b. Worship, regular, whole-hearted devotion to God keeps that focus sharp.
1. Mary saw Jesus sitting in her home & recalled His words about going to Jerusalem to die.
2. She seized the moment to do what needed to be done; to pour out her devotion on Him directly.
3. She didn’t care that others might see & misunderstand.
4. She knew Jesus would understand.
6. Have you heard the phrase, Carpe Diem? It’s Latin for Seize the Day.
a. It means to live with purpose,
b. To take hold of today and make it count.
7. Mary lived “Carpe Occasio.” ‘Occasio’ is Latin for “the favorable moment, the right time.”

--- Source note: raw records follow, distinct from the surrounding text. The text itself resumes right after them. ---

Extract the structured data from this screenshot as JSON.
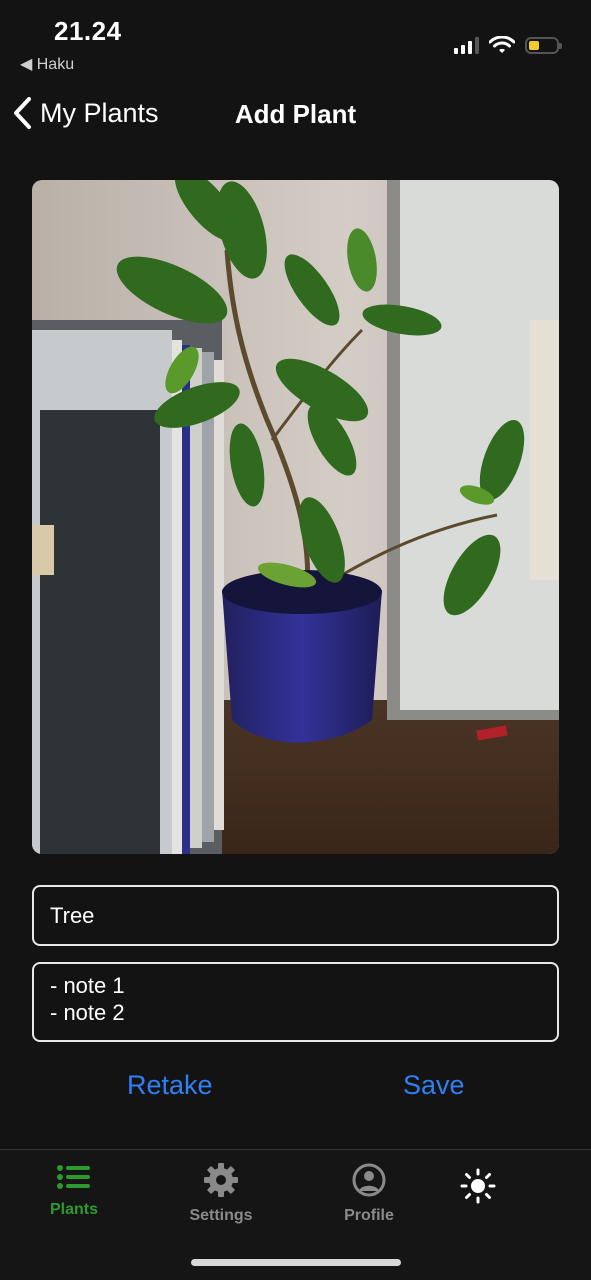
{
  "status_bar": {
    "time": "21.24",
    "back_app": "◀ Haku"
  },
  "nav": {
    "back_label": "My Plants",
    "title": "Add Plant"
  },
  "form": {
    "name_value": "Tree",
    "notes_value": "- note 1\n- note 2"
  },
  "actions": {
    "retake_label": "Retake",
    "save_label": "Save"
  },
  "tabs": [
    {
      "label": "Plants",
      "icon": "list-icon",
      "active": true
    },
    {
      "label": "Settings",
      "icon": "gear-icon",
      "active": false
    },
    {
      "label": "Profile",
      "icon": "user-circle-icon",
      "active": false
    },
    {
      "label": "",
      "icon": "sun-icon",
      "active": false
    }
  ],
  "colors": {
    "background": "#131313",
    "accent_blue": "#2f7ff5",
    "active_green": "#2c9a2c",
    "inactive_gray": "#8a8a8a",
    "battery_yellow": "#f2cb2a"
  }
}
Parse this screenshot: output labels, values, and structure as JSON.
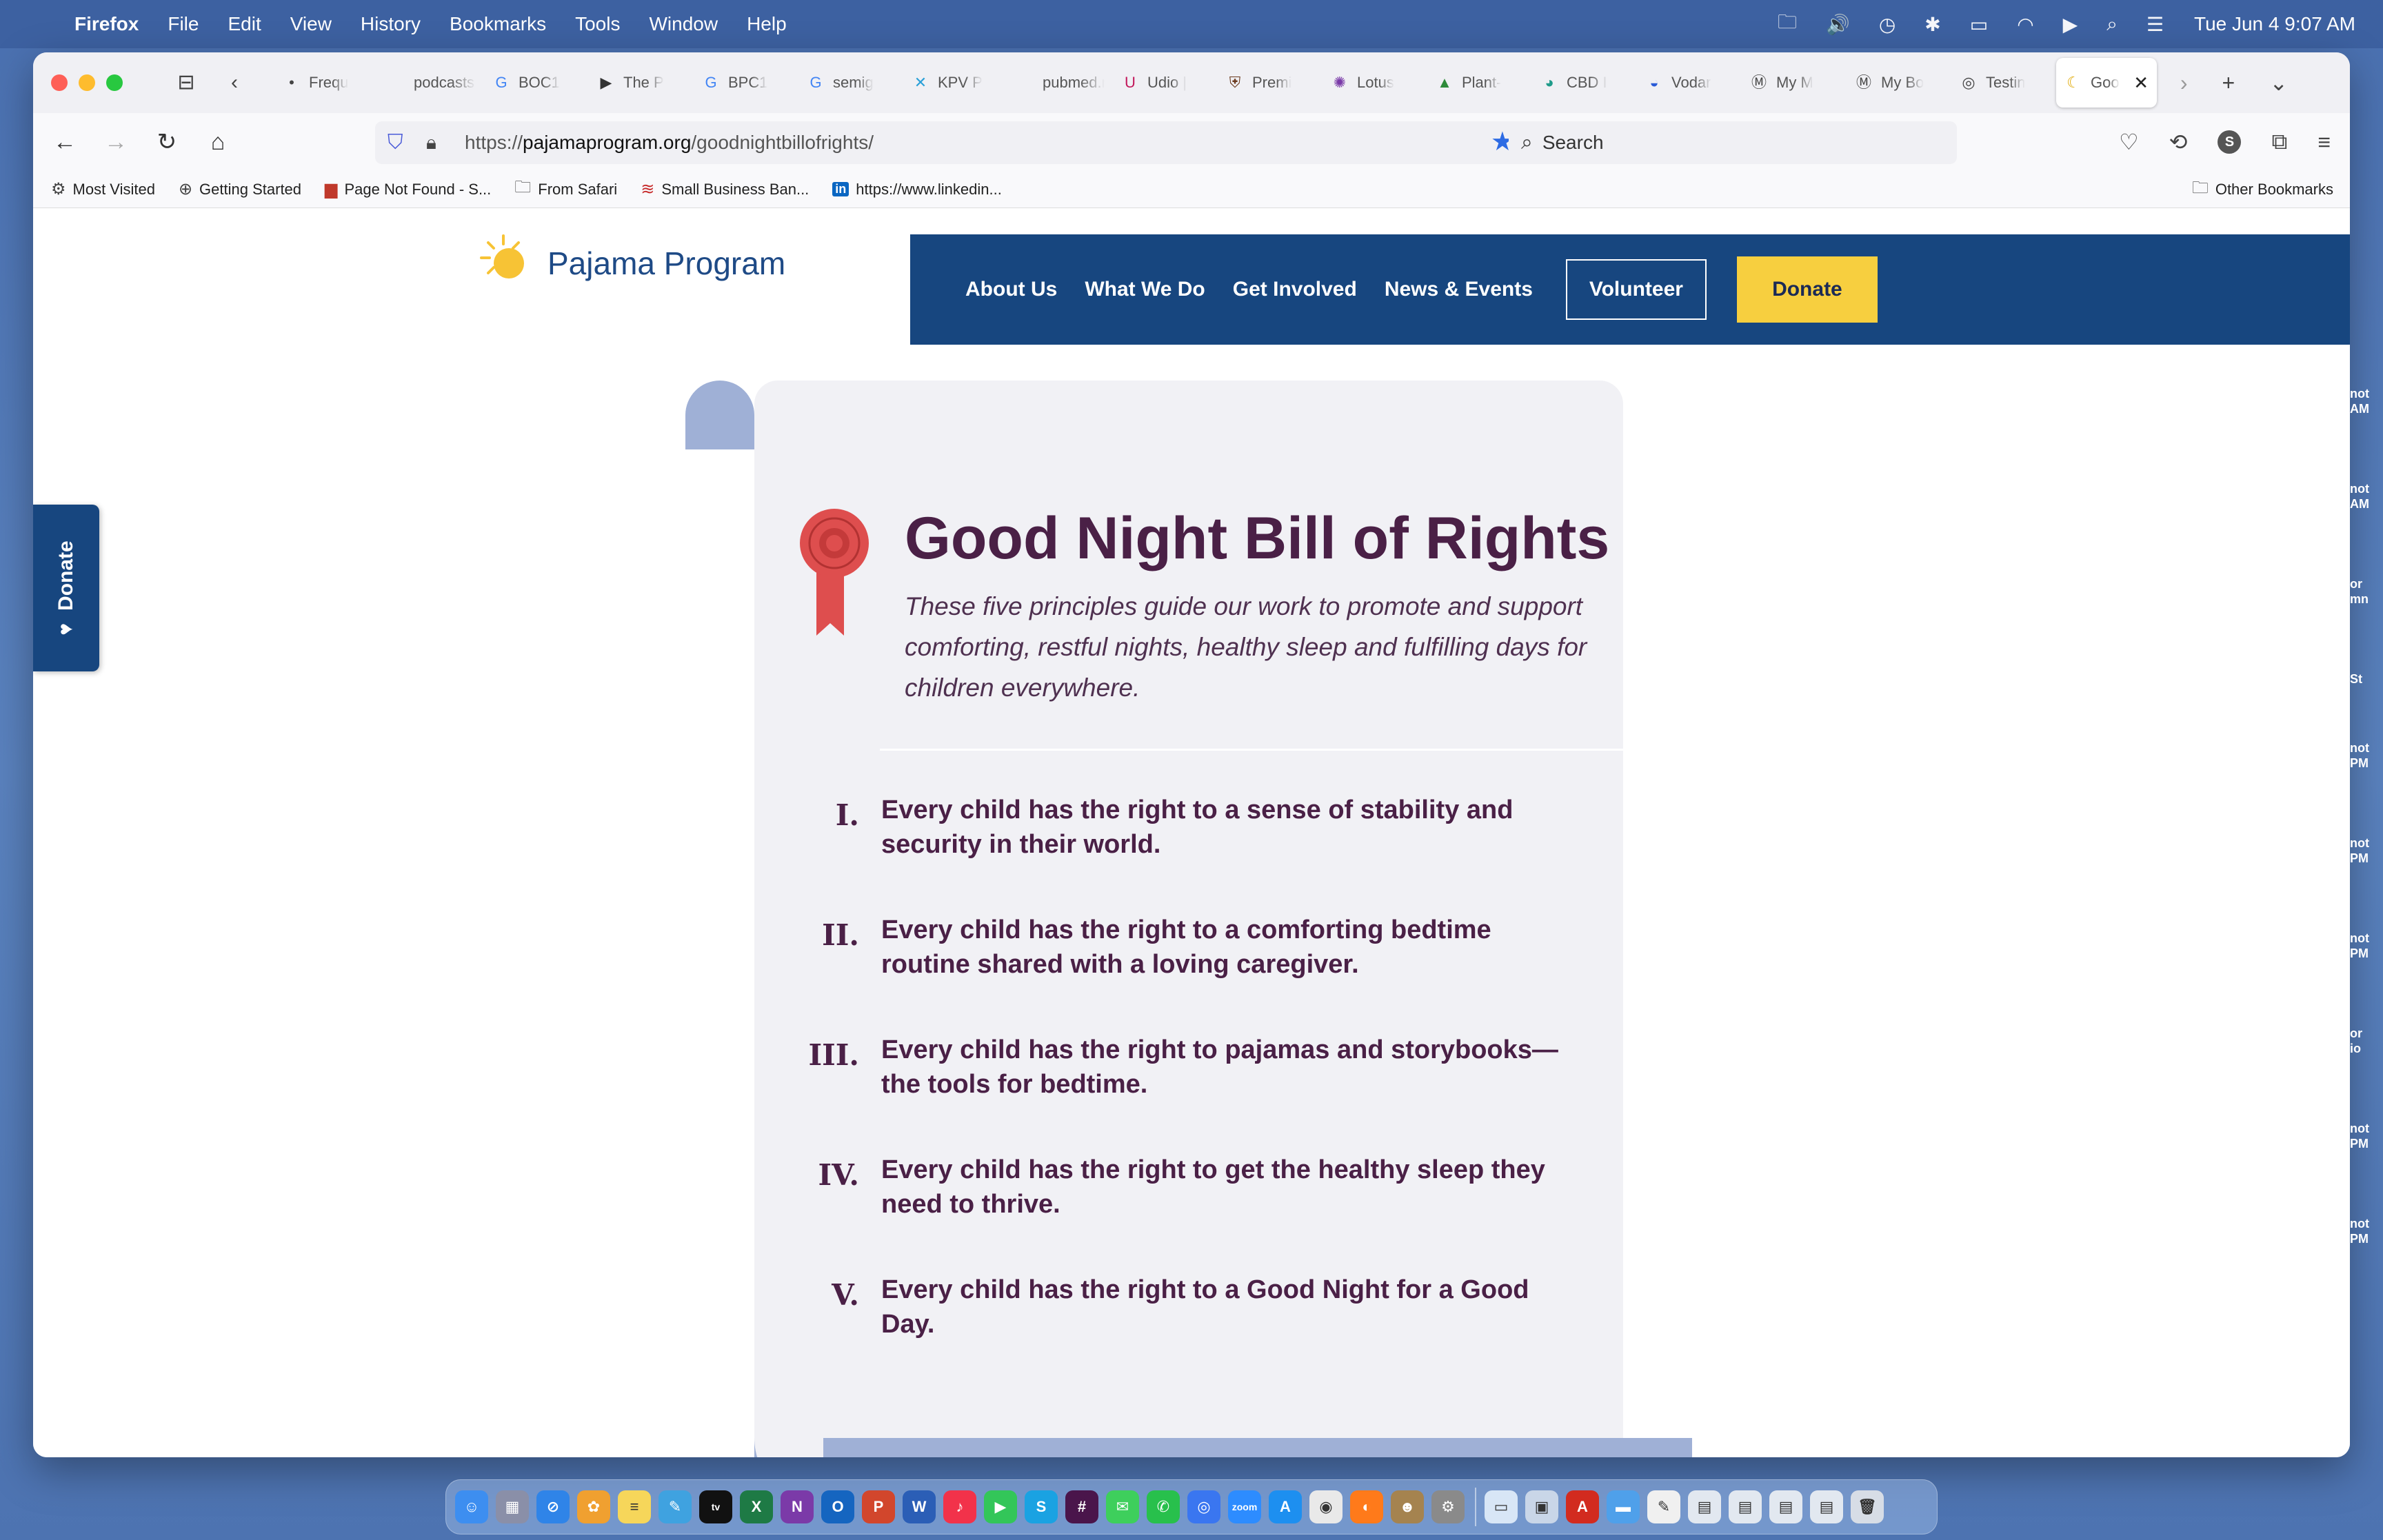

a. Mary recognized that the time was right for her to defy convention and what was expected and pour out her all on Jesus.
b. Her act of devotion has gone down in history as an example to all of us.
8. We must do what Mary did – live Carpe Occasio.
a. Sure God is always with us.
b. But there are times when we sense His presence in a special way.
c. We ought to respond to those moments with intense devotion!
d. Not giving a rip what those around us think – but like Mary, only caring to show Jesus how much we love Him and that He’s the only one for us, forever.
9. A good number of us here today are married.
a. Because we’re married, we spend a lot of time with each other.
b. Most of the time, everything is fine between us & we just go through life together, side by side.
c. But every so often, the companionship gets more, you know, intense.
d. We take advantage of those times to renew & deepen our intimacy.
10. It’s not for nothing that marriage is claimed in the Bible as a picture of our relationship with the Lord.
1. But here’s what we need to see – Mary’s worship didn’t express itself in song.
2. It came by way of perfume and hair.
3. Worship doesn’t have to be expressed just by singing.
4. Prayer can be worship. Silence can be worship.
5. Any act of coming consciously into the Lord’s presence to pour yourself out to Him is worship.